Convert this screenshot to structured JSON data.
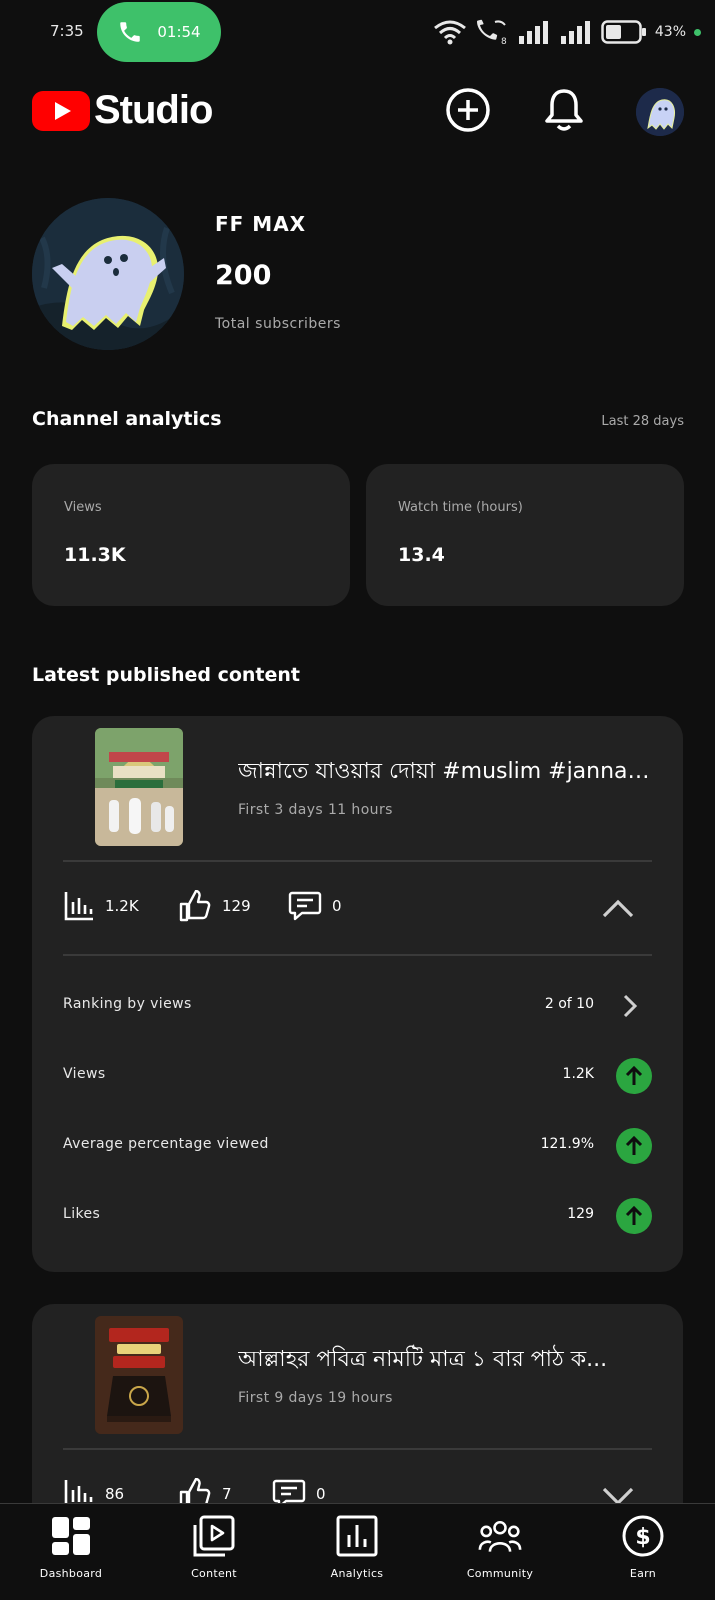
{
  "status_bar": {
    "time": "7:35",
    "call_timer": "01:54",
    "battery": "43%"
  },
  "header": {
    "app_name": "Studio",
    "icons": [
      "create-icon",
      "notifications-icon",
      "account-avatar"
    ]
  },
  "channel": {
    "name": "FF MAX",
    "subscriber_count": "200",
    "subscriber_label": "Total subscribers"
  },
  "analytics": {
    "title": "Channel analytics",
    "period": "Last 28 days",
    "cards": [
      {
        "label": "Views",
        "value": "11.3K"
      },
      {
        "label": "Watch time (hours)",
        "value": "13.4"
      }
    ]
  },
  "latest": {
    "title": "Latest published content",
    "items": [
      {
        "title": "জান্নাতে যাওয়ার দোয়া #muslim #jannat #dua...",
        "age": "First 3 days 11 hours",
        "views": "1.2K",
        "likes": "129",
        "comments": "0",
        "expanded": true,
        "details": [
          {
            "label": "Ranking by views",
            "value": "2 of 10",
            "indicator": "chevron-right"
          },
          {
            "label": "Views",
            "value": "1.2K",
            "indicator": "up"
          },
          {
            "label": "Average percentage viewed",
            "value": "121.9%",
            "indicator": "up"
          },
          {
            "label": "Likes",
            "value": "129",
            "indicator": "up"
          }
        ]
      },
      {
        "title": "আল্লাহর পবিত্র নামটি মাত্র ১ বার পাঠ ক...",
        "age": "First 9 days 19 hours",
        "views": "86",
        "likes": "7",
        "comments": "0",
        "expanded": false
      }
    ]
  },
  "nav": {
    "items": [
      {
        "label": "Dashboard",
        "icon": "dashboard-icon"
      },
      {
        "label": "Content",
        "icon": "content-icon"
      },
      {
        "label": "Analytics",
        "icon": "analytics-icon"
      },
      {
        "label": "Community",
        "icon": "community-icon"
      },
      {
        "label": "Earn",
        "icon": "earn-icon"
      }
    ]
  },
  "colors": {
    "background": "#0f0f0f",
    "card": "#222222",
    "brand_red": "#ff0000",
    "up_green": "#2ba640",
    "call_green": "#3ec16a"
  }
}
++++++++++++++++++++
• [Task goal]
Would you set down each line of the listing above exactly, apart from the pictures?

• [Result of the task]
Convert this screenshot to structured JSON data.
{
  "status_bar": {
    "time": "7:35",
    "call_timer": "01:54",
    "battery": "43%"
  },
  "header": {
    "app_name": "Studio",
    "icons": [
      "create-icon",
      "notifications-icon",
      "account-avatar"
    ]
  },
  "channel": {
    "name": "FF MAX",
    "subscriber_count": "200",
    "subscriber_label": "Total subscribers"
  },
  "analytics": {
    "title": "Channel analytics",
    "period": "Last 28 days",
    "cards": [
      {
        "label": "Views",
        "value": "11.3K"
      },
      {
        "label": "Watch time (hours)",
        "value": "13.4"
      }
    ]
  },
  "latest": {
    "title": "Latest published content",
    "items": [
      {
        "title": "জান্নাতে যাওয়ার দোয়া #muslim #jannat #dua...",
        "age": "First 3 days 11 hours",
        "views": "1.2K",
        "likes": "129",
        "comments": "0",
        "expanded": true,
        "details": [
          {
            "label": "Ranking by views",
            "value": "2 of 10",
            "indicator": "chevron-right"
          },
          {
            "label": "Views",
            "value": "1.2K",
            "indicator": "up"
          },
          {
            "label": "Average percentage viewed",
            "value": "121.9%",
            "indicator": "up"
          },
          {
            "label": "Likes",
            "value": "129",
            "indicator": "up"
          }
        ]
      },
      {
        "title": "আল্লাহর পবিত্র নামটি মাত্র ১ বার পাঠ ক...",
        "age": "First 9 days 19 hours",
        "views": "86",
        "likes": "7",
        "comments": "0",
        "expanded": false
      }
    ]
  },
  "nav": {
    "items": [
      {
        "label": "Dashboard",
        "icon": "dashboard-icon"
      },
      {
        "label": "Content",
        "icon": "content-icon"
      },
      {
        "label": "Analytics",
        "icon": "analytics-icon"
      },
      {
        "label": "Community",
        "icon": "community-icon"
      },
      {
        "label": "Earn",
        "icon": "earn-icon"
      }
    ]
  },
  "colors": {
    "background": "#0f0f0f",
    "card": "#222222",
    "brand_red": "#ff0000",
    "up_green": "#2ba640",
    "call_green": "#3ec16a"
  }
}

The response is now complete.